* **Task requirements**
Lines of the listing below that contain the string "type" are to be returned.
◆ ◆ ◆ ◆ ◆ ◆ ◆
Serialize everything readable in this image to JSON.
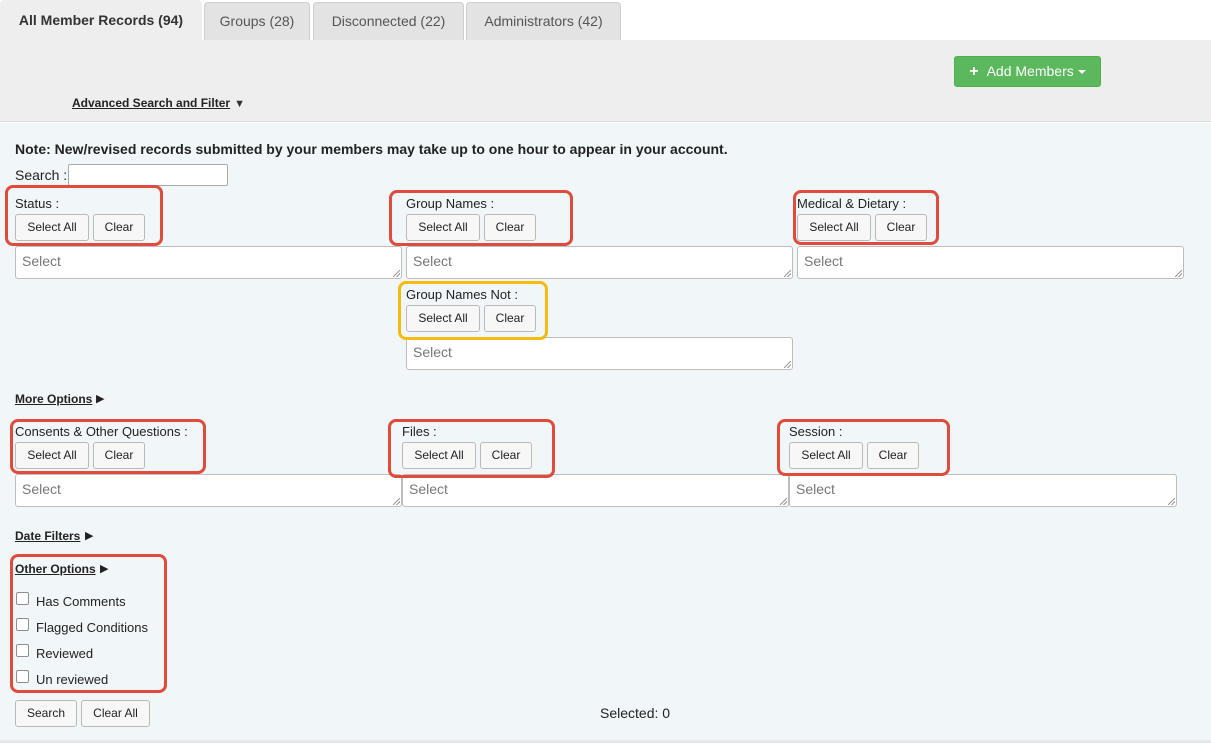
{
  "tabs": [
    {
      "label": "All Member Records (94)"
    },
    {
      "label": "Groups (28)"
    },
    {
      "label": "Disconnected (22)"
    },
    {
      "label": "Administrators (42)"
    }
  ],
  "header": {
    "add_members_label": "Add Members",
    "advanced_search_label": "Advanced Search and Filter",
    "advanced_search_arrow": "▼"
  },
  "note": "Note: New/revised records submitted by your members may take up to one hour to appear in your account.",
  "search": {
    "label": "Search :",
    "value": ""
  },
  "common": {
    "select_all": "Select All",
    "clear": "Clear",
    "select_placeholder": "Select"
  },
  "filters": {
    "status": "Status :",
    "group_names": "Group Names :",
    "medical_dietary": "Medical & Dietary :",
    "group_names_not": "Group Names Not :",
    "consents": "Consents & Other Questions :",
    "files": "Files :",
    "session": "Session :"
  },
  "sections": {
    "more_options": "More Options",
    "date_filters": "Date Filters",
    "other_options": "Other Options",
    "arrow_right": "▶"
  },
  "other_options": [
    {
      "label": "Has Comments",
      "checked": false
    },
    {
      "label": "Flagged Conditions",
      "checked": false
    },
    {
      "label": "Reviewed",
      "checked": false
    },
    {
      "label": "Un reviewed",
      "checked": false
    }
  ],
  "footer": {
    "search_label": "Search",
    "clear_all_label": "Clear All",
    "selected_text": "Selected: 0"
  },
  "colors": {
    "accent_green": "#5cb85c",
    "highlight_red": "#e14b3b",
    "highlight_yellow": "#f5bb10"
  }
}
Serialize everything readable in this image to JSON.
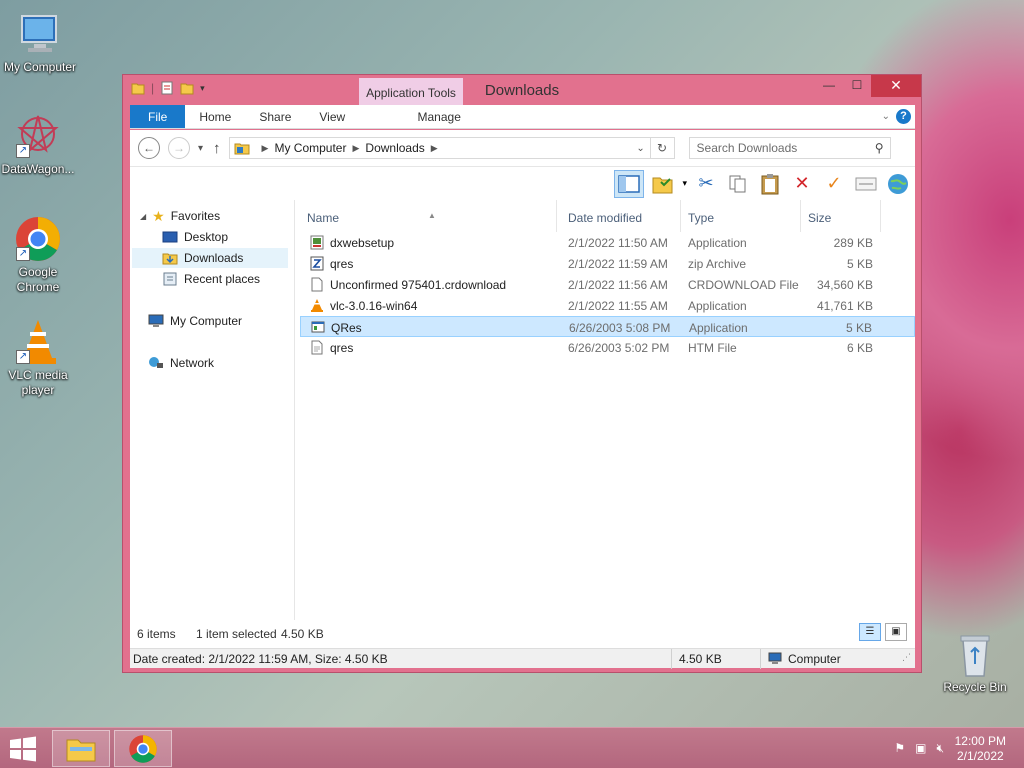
{
  "desktop": {
    "icons": [
      {
        "label": "My Computer"
      },
      {
        "label": "DataWagon..."
      },
      {
        "label": "Google Chrome"
      },
      {
        "label": "VLC media player"
      },
      {
        "label": "Recycle Bin"
      }
    ]
  },
  "window": {
    "title": "Downloads",
    "contextual_tab": "Application Tools",
    "controls": {
      "minimize": "—",
      "maximize": "☐",
      "close": "✕"
    }
  },
  "ribbon": {
    "tabs": [
      "File",
      "Home",
      "Share",
      "View",
      "Manage"
    ]
  },
  "address": {
    "segments": [
      "My Computer",
      "Downloads"
    ],
    "search_placeholder": "Search Downloads"
  },
  "navpane": {
    "favorites": "Favorites",
    "desktop": "Desktop",
    "downloads": "Downloads",
    "recent": "Recent places",
    "computer": "My Computer",
    "network": "Network"
  },
  "columns": {
    "name": "Name",
    "date": "Date modified",
    "type": "Type",
    "size": "Size"
  },
  "files": [
    {
      "name": "dxwebsetup",
      "date": "2/1/2022 11:50 AM",
      "type": "Application",
      "size": "289 KB",
      "icon": "installer-icon"
    },
    {
      "name": "qres",
      "date": "2/1/2022 11:59 AM",
      "type": "zip Archive",
      "size": "5 KB",
      "icon": "zip-icon"
    },
    {
      "name": "Unconfirmed 975401.crdownload",
      "date": "2/1/2022 11:56 AM",
      "type": "CRDOWNLOAD File",
      "size": "34,560 KB",
      "icon": "file-icon"
    },
    {
      "name": "vlc-3.0.16-win64",
      "date": "2/1/2022 11:55 AM",
      "type": "Application",
      "size": "41,761 KB",
      "icon": "vlc-icon"
    },
    {
      "name": "QRes",
      "date": "6/26/2003 5:08 PM",
      "type": "Application",
      "size": "5 KB",
      "icon": "app-icon",
      "selected": true
    },
    {
      "name": "qres",
      "date": "6/26/2003 5:02 PM",
      "type": "HTM File",
      "size": "6 KB",
      "icon": "htm-icon"
    }
  ],
  "status": {
    "count": "6 items",
    "selected": "1 item selected",
    "selected_size": "4.50 KB"
  },
  "statusbar": {
    "details": "Date created: 2/1/2022 11:59 AM, Size: 4.50 KB",
    "size": "4.50 KB",
    "location": "Computer"
  },
  "taskbar": {
    "time": "12:00 PM",
    "date": "2/1/2022"
  },
  "colors": {
    "window_frame": "#e2718e",
    "accent": "#1979ca",
    "selection": "#cde8ff",
    "taskbar": "#b8697f"
  }
}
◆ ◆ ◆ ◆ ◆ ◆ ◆
* **Answer box**
    "type": "Type",
      "type": "Application",
      "type": "zip Archive",
      "type": "CRDOWNLOAD File",
      "type": "Application",
      "type": "Application",
      "type": "HTM File",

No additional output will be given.